Directions for this task: Filter the listing for lines containing "財報分析".

Source information:
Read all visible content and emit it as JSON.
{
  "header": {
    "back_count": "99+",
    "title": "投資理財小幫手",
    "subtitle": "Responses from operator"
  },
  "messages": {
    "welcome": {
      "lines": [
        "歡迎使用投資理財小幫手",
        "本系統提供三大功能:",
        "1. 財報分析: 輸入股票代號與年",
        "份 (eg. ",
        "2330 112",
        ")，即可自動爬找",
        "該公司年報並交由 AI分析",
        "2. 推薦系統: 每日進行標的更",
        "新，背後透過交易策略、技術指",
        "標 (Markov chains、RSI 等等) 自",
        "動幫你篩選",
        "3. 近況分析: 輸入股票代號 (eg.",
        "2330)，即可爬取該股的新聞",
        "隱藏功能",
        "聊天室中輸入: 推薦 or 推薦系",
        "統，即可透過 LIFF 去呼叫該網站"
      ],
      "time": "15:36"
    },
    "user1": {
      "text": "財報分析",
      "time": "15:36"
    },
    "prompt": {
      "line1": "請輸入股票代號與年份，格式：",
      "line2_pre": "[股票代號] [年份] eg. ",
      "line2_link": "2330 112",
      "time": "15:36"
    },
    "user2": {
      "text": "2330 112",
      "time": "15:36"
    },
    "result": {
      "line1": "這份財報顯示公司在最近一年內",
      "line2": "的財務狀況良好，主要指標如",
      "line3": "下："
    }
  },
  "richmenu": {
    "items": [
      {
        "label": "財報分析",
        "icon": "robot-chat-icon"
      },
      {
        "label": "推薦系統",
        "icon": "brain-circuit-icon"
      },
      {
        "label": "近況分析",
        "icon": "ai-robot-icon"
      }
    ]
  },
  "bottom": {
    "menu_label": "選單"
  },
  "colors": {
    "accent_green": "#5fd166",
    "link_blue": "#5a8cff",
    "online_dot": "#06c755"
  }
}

Solution:
        "1. 財報分析: 輸入股票代號與年",
      "text": "財報分析",
        "label": "財報分析",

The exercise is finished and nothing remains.